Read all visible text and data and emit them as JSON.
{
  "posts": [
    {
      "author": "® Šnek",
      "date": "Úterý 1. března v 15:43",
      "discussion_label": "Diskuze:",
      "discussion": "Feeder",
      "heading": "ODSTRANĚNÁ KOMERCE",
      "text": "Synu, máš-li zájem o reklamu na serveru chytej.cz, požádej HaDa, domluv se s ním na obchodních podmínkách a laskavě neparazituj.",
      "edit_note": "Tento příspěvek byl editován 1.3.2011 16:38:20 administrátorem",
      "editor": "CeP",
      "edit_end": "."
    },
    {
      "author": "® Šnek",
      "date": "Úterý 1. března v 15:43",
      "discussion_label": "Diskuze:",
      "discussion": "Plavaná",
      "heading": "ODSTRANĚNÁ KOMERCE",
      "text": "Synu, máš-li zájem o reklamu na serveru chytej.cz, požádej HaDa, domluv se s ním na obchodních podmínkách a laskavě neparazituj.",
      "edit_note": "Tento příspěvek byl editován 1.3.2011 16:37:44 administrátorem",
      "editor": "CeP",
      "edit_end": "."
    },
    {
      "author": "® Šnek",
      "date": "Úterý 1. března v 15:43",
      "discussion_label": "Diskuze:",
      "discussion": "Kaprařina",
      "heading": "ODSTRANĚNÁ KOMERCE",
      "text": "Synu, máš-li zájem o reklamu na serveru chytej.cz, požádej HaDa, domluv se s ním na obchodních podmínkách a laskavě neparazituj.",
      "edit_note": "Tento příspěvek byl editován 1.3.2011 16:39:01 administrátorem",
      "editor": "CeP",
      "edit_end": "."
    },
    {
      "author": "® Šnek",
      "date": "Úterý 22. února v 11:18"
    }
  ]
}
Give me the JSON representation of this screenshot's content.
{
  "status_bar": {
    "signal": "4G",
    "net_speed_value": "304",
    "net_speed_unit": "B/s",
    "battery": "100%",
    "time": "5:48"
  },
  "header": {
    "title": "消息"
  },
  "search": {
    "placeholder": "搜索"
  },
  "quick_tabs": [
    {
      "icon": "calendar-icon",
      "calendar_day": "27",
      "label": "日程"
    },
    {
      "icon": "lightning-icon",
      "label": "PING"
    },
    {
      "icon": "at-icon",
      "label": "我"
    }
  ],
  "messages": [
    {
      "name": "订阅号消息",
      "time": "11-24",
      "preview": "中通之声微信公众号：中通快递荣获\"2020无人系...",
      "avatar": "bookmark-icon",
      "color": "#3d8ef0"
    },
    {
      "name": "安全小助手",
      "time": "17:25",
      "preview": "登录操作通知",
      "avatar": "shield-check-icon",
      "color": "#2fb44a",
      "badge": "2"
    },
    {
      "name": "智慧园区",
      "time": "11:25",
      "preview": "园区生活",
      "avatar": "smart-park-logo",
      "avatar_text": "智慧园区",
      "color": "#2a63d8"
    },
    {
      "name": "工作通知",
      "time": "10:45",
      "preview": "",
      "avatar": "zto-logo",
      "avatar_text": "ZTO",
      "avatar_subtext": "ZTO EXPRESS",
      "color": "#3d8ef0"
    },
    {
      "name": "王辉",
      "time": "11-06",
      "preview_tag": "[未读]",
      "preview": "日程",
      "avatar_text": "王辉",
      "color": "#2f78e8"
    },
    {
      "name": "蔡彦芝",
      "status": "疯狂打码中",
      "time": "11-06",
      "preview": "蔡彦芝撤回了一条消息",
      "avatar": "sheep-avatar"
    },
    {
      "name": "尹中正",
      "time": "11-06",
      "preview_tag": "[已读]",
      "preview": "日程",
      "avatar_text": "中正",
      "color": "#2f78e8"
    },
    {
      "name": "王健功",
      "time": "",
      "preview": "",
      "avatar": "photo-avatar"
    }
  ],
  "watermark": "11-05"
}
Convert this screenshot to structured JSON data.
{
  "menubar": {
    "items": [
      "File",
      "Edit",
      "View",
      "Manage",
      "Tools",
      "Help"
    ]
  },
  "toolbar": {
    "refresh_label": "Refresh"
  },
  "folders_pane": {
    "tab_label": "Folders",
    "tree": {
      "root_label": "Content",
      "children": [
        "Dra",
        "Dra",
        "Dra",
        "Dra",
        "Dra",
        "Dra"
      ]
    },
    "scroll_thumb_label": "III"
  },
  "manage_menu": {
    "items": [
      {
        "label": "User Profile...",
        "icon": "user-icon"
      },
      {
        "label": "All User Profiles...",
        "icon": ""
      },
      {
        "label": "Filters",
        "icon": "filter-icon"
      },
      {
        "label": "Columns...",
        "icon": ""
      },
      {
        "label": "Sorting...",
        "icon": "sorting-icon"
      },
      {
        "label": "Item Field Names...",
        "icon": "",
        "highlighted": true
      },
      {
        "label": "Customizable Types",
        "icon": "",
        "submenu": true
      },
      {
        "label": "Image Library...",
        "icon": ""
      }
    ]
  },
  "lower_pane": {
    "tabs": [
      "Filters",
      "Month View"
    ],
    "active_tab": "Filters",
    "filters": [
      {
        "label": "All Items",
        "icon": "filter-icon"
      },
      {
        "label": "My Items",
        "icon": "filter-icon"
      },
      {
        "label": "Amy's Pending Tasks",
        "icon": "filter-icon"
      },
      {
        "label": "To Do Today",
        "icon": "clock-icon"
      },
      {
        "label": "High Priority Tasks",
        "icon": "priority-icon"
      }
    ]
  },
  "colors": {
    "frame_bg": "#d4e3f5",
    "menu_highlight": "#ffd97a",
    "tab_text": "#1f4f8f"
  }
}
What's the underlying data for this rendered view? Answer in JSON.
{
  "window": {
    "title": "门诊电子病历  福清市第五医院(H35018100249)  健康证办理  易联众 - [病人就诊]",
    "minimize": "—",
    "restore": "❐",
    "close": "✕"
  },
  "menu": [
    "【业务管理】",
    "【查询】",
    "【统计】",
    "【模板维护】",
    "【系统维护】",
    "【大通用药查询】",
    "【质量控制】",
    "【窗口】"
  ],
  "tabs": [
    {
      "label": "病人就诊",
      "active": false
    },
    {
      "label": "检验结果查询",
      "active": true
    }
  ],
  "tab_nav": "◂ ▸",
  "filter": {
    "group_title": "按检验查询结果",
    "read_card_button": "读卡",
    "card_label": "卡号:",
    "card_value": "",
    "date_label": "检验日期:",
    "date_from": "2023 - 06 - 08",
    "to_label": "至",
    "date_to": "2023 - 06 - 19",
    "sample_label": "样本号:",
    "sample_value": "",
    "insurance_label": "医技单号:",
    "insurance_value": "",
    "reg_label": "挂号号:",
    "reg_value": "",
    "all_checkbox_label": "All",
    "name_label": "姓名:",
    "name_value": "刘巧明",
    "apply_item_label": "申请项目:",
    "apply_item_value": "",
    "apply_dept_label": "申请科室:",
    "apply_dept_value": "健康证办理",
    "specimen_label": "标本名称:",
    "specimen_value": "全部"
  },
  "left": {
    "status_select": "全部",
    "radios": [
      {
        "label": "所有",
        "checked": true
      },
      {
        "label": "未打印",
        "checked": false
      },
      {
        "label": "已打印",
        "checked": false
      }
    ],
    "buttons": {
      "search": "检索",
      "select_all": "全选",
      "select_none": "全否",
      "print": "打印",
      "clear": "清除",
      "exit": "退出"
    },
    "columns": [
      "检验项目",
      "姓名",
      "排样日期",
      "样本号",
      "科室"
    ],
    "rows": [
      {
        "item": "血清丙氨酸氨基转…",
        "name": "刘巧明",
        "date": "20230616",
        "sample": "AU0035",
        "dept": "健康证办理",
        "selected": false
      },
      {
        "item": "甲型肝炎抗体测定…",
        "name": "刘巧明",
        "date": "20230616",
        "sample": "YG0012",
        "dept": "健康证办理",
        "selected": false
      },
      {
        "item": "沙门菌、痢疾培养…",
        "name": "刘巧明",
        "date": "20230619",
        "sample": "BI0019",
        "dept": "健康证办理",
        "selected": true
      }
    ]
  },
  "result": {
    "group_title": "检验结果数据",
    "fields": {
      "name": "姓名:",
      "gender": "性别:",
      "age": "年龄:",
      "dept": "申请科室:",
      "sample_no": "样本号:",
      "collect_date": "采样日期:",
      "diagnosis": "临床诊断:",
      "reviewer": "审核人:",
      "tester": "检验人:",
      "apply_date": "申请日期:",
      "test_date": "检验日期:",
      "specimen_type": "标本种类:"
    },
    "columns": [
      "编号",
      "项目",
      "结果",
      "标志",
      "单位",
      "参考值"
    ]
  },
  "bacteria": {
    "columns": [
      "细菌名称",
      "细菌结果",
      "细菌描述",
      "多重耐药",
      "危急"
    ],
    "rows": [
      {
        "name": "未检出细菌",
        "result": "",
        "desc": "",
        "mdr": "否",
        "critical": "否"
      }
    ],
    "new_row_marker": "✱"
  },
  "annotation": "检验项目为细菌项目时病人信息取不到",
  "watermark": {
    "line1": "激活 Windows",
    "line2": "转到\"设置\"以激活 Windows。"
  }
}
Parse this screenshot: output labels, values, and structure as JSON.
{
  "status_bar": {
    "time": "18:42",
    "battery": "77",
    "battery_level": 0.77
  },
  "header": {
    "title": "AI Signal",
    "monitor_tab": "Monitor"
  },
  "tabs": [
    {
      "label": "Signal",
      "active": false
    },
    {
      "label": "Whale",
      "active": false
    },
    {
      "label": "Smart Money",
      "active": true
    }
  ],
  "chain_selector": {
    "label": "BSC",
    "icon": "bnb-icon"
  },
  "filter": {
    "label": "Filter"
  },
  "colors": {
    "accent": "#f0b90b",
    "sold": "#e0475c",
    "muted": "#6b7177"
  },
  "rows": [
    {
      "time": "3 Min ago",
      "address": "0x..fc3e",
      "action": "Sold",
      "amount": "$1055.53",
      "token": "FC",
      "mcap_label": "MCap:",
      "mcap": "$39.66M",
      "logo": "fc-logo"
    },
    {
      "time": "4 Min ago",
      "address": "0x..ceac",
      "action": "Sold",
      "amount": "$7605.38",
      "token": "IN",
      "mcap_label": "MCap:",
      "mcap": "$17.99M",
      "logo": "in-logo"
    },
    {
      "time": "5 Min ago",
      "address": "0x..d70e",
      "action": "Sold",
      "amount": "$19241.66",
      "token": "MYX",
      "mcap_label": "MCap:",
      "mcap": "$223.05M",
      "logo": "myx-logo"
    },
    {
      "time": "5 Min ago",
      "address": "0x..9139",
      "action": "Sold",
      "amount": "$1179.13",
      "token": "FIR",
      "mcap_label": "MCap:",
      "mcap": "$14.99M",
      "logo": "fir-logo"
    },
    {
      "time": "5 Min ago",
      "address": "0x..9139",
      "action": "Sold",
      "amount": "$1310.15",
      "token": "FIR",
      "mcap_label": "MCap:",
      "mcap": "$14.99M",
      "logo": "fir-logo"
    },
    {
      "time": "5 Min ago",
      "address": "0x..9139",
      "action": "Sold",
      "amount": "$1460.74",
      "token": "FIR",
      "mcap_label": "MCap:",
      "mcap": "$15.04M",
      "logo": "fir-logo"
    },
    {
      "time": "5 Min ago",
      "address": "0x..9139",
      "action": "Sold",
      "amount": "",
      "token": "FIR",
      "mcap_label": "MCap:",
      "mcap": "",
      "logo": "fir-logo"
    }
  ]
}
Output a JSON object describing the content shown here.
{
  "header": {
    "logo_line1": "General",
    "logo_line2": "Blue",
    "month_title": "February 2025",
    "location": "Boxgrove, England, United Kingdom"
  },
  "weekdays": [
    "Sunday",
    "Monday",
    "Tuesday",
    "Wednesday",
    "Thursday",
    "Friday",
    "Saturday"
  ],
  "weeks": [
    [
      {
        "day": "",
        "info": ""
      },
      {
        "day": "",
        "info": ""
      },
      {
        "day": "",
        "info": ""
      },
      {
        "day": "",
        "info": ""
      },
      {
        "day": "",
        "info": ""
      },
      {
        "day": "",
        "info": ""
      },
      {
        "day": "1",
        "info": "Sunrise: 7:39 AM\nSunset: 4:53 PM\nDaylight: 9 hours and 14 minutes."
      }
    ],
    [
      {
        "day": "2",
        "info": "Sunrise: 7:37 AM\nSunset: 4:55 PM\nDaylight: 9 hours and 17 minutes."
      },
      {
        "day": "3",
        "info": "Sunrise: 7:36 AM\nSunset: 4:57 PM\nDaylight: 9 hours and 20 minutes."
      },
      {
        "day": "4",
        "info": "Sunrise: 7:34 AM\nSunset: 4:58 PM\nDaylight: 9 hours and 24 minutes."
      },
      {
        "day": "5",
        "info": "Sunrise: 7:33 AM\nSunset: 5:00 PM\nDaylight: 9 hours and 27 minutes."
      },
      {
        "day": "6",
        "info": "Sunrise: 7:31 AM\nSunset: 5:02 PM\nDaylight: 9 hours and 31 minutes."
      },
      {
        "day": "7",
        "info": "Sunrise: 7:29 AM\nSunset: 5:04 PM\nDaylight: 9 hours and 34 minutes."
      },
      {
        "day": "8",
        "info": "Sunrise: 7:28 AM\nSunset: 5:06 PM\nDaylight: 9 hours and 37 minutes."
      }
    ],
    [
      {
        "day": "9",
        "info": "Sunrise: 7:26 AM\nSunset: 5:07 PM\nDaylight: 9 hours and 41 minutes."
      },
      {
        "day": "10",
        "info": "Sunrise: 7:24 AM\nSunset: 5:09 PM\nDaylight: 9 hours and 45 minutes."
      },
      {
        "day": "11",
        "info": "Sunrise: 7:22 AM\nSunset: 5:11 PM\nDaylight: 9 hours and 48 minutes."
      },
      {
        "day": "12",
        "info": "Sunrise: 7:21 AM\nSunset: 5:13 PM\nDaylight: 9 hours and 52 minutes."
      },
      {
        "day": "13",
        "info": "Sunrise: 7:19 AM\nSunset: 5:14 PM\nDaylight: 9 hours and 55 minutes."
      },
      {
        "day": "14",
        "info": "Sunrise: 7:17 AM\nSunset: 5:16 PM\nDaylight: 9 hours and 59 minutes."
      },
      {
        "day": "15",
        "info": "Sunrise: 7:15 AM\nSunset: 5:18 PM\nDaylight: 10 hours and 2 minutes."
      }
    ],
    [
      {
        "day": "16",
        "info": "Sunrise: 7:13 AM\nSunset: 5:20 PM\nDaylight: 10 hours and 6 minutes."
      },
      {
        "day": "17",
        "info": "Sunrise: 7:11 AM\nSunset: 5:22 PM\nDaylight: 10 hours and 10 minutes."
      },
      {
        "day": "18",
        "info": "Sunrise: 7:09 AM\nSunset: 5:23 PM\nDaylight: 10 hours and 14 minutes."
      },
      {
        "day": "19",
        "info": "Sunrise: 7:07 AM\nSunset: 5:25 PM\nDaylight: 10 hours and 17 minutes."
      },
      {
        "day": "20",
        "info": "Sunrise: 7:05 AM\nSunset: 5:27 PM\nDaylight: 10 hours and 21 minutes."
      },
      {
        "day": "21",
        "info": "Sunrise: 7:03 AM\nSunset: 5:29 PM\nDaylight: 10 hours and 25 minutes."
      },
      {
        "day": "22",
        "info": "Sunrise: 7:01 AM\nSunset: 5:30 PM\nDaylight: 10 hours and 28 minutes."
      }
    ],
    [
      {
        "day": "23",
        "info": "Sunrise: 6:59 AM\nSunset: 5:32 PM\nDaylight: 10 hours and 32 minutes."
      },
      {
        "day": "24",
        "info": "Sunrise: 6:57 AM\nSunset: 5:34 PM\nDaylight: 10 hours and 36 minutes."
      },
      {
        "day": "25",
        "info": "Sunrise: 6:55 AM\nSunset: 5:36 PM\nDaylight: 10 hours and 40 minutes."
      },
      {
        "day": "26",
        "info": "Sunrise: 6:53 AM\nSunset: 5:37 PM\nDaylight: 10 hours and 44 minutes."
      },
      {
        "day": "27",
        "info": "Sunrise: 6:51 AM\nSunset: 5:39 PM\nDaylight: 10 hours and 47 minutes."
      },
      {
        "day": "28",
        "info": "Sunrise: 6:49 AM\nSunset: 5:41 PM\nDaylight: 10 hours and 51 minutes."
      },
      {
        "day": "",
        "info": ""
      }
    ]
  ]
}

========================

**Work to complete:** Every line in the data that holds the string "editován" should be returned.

**Written solution:**
      "edit_note": "Tento příspěvek byl editován 1.3.2011 16:38:20 administrátorem",
      "edit_note": "Tento příspěvek byl editován 1.3.2011 16:37:44 administrátorem",
      "edit_note": "Tento příspěvek byl editován 1.3.2011 16:39:01 administrátorem",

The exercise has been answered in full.